═════ EXTRACTED DATA ═════
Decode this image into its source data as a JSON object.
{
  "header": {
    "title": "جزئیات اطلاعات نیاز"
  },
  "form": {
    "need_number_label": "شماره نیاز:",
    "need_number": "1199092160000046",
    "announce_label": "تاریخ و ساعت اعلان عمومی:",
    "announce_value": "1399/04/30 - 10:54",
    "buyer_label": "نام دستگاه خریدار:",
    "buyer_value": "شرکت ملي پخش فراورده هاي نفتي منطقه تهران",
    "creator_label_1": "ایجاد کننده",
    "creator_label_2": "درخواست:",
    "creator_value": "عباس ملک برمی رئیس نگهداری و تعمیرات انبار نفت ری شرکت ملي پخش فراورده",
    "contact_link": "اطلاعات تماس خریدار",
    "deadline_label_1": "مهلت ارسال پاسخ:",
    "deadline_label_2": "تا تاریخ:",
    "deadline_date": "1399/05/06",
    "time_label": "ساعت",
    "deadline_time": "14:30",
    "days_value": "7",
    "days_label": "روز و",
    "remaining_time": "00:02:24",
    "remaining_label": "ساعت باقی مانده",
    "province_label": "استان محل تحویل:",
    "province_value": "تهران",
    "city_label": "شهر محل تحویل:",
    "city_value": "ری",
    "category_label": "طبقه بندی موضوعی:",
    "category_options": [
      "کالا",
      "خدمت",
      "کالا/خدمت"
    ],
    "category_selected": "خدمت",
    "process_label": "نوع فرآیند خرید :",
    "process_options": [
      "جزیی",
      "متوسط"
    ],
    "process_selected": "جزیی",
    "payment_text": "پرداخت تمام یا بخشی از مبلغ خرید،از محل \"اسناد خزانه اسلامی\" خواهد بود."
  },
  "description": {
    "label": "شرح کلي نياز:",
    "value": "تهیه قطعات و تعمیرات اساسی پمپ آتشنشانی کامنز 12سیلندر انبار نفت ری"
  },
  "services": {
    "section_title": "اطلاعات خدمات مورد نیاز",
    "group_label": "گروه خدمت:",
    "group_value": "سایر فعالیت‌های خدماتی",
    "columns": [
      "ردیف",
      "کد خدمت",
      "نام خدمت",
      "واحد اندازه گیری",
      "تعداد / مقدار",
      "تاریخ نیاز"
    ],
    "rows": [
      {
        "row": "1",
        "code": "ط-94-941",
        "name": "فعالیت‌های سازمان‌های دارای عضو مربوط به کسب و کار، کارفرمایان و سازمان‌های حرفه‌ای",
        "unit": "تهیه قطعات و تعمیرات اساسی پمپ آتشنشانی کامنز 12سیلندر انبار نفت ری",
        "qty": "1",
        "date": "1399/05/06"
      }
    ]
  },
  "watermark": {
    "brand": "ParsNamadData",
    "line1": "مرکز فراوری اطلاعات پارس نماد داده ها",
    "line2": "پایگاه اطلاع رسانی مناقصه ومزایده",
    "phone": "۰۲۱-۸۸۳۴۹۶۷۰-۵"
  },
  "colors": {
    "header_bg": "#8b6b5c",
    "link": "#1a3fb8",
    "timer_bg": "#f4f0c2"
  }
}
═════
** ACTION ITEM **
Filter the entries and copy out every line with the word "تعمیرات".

** RESULT FOR THIS TASK **
    "creator_value": "عباس ملک برمی رئیس نگهداری و تعمیرات انبار نفت ری شرکت ملي پخش فراورده",
    "value": "تهیه قطعات و تعمیرات اساسی پمپ آتشنشانی کامنز 12سیلندر انبار نفت ری"
        "unit": "تهیه قطعات و تعمیرات اساسی پمپ آتشنشانی کامنز 12سیلندر انبار نفت ری",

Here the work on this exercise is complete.